▸ Task prompt: Please filter the entries for the word "placeholder" and copy every line that has it.

Records from a collection:
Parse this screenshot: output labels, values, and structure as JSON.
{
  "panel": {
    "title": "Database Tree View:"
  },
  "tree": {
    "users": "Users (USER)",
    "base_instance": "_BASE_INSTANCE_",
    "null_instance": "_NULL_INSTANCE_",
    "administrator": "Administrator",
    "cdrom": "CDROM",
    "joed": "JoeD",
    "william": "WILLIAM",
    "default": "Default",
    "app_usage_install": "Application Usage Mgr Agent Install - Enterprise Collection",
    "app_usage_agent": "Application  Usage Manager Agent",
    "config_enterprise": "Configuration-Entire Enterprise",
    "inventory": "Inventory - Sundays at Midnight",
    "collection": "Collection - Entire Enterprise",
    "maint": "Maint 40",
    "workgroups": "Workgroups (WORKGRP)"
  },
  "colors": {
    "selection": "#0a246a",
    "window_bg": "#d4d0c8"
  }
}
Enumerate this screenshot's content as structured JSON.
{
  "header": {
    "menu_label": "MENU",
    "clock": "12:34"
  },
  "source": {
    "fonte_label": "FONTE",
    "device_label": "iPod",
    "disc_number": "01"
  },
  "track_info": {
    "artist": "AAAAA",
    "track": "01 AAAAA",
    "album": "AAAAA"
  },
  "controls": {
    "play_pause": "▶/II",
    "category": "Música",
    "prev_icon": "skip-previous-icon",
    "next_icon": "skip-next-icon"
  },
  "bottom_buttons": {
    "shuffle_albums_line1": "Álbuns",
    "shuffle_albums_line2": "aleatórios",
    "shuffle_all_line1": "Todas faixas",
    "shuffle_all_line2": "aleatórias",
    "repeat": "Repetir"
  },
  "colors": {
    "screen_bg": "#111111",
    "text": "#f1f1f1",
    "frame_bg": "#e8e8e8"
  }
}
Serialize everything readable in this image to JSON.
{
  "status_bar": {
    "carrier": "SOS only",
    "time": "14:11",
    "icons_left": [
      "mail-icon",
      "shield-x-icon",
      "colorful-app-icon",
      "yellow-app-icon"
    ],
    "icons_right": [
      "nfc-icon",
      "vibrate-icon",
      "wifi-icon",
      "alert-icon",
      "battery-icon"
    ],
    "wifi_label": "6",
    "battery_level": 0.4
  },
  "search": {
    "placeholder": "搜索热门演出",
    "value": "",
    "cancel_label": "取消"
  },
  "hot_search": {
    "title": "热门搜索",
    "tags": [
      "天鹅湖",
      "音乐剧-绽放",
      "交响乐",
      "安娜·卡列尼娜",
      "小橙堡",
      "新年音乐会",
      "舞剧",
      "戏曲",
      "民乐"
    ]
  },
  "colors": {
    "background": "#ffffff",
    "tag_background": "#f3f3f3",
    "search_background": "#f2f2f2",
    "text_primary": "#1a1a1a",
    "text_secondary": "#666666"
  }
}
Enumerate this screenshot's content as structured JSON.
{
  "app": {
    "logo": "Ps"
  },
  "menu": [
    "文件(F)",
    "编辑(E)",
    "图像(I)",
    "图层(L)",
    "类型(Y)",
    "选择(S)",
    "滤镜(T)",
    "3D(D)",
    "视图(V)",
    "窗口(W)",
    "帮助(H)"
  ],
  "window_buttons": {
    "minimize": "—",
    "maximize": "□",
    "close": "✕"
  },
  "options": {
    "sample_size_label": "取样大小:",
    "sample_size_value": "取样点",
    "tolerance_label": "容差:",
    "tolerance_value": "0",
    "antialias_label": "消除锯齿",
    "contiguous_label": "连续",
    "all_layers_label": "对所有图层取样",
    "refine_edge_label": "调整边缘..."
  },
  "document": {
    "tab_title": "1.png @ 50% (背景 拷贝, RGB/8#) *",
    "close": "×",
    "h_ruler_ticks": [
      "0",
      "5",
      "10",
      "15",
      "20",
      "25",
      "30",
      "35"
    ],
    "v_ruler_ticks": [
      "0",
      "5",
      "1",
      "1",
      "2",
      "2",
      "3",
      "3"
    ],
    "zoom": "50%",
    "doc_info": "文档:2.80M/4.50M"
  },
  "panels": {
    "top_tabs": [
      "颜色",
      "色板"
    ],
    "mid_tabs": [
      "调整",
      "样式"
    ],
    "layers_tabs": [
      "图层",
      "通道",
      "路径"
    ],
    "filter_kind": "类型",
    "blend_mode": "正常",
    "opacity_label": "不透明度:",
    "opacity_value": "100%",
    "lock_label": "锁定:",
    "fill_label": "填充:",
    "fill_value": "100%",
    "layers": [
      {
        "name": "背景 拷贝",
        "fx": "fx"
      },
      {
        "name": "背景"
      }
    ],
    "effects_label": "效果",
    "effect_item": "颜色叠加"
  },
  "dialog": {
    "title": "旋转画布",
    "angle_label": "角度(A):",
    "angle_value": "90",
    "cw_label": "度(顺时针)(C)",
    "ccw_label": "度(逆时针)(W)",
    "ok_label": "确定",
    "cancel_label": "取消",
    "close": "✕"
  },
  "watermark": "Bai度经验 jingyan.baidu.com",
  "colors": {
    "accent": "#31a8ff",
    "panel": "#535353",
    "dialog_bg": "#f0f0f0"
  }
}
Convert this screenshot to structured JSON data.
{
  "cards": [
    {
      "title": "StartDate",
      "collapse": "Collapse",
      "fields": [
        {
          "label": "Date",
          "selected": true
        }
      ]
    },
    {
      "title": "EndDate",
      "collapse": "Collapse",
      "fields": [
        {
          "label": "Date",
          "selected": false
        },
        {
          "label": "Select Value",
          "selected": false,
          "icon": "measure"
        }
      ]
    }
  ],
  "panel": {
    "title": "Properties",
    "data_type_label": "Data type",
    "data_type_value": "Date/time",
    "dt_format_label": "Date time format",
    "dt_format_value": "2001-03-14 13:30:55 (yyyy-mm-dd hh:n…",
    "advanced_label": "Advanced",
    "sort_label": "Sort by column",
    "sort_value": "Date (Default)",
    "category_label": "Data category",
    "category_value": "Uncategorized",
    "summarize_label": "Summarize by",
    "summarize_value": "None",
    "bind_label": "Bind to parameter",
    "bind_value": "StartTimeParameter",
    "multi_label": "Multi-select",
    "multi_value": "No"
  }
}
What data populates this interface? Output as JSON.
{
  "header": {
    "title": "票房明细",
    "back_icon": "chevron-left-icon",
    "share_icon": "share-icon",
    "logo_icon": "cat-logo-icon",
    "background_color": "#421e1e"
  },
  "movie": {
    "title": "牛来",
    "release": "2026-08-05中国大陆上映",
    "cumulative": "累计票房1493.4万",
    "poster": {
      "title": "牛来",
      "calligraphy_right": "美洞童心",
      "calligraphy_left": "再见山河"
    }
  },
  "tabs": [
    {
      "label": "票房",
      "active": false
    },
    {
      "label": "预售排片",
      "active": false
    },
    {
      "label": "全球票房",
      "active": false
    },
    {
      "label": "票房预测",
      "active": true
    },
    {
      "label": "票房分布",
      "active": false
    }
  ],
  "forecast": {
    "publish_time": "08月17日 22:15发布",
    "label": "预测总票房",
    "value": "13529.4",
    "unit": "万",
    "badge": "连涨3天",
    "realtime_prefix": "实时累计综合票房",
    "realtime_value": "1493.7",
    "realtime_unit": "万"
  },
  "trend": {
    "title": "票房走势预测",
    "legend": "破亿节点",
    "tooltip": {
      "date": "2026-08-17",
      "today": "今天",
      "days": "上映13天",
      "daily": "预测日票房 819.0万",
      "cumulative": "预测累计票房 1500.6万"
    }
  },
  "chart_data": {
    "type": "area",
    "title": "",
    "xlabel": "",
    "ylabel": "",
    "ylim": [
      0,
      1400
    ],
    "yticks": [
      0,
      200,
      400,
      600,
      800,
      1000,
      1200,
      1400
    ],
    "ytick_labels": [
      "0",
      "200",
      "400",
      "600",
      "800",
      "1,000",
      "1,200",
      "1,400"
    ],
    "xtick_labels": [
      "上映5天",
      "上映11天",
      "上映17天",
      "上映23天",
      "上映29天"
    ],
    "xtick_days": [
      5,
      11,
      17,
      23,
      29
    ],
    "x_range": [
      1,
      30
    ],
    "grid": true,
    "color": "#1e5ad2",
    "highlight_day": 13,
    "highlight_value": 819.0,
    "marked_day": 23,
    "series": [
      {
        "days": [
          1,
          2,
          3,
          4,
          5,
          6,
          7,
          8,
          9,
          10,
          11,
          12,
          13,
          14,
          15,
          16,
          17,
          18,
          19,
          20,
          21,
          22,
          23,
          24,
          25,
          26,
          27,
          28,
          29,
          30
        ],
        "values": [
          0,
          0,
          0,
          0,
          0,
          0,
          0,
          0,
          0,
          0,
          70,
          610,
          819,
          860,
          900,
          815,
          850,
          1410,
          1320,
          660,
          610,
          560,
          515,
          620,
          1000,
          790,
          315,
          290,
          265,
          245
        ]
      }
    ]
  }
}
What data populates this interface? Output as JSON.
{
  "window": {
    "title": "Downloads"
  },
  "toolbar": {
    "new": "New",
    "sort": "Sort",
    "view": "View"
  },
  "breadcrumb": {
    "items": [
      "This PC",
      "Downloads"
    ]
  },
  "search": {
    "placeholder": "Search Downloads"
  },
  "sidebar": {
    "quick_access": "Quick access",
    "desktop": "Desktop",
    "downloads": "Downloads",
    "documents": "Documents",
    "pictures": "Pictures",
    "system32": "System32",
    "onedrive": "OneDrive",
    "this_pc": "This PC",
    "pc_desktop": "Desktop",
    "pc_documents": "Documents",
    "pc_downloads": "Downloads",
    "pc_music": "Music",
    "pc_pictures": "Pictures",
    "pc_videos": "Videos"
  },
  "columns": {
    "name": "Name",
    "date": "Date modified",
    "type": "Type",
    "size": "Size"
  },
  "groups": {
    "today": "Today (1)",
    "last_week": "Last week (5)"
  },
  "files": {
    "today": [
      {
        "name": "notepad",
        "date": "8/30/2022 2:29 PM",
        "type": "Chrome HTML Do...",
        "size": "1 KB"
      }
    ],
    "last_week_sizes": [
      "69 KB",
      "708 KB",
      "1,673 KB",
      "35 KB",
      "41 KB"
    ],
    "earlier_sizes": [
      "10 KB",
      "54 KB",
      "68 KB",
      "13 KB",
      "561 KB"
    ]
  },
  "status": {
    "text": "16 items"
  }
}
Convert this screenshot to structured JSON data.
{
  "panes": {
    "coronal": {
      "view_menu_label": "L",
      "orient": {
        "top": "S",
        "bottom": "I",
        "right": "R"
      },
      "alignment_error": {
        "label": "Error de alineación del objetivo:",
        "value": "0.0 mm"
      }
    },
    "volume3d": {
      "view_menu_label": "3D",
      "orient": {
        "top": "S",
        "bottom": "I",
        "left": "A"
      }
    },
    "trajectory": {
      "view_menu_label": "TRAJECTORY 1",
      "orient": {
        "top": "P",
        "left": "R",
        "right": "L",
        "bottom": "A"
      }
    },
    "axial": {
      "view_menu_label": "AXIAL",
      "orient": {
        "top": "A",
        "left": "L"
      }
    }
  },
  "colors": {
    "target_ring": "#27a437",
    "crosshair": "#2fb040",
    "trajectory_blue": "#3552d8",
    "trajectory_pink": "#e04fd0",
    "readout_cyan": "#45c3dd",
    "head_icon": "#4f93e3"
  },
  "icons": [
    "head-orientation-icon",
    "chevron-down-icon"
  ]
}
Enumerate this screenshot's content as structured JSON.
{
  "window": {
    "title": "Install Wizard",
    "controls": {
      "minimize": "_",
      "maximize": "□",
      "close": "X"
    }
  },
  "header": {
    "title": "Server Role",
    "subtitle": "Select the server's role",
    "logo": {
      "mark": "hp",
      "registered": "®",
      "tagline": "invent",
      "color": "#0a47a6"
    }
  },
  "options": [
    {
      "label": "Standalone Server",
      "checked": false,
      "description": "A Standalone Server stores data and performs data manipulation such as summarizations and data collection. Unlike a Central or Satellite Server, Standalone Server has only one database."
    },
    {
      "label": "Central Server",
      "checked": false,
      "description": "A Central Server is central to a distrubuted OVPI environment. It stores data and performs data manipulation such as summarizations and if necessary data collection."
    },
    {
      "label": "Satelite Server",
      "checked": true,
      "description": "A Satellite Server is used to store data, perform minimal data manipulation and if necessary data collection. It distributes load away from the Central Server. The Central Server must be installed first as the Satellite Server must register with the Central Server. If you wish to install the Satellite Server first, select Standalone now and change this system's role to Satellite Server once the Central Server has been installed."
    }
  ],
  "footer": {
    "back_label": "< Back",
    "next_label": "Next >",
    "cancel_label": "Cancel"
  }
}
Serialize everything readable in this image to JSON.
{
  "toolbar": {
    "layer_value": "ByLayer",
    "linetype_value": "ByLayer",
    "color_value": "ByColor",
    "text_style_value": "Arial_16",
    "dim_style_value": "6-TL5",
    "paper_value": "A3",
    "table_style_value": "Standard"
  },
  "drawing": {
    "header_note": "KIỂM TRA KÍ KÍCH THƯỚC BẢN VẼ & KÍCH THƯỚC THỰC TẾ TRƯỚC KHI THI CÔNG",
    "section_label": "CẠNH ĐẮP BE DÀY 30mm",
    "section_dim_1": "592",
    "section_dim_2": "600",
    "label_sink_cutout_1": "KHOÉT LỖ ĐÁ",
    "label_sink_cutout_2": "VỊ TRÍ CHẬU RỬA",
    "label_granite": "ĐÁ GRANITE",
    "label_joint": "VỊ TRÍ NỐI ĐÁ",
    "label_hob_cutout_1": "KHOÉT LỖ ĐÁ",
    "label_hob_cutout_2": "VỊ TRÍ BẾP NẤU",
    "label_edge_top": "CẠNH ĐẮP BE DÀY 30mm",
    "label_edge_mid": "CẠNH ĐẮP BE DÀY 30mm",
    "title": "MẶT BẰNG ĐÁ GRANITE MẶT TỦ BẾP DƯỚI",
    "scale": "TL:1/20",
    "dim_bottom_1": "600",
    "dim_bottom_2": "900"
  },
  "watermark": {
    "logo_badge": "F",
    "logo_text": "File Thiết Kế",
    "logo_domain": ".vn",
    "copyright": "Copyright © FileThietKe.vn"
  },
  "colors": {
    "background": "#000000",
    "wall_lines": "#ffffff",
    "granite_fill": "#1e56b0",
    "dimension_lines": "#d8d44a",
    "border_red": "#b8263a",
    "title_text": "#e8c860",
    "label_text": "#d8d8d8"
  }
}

▸ Response to the task:
    "placeholder": "搜索热门演出",
    "placeholder": "Search Downloads"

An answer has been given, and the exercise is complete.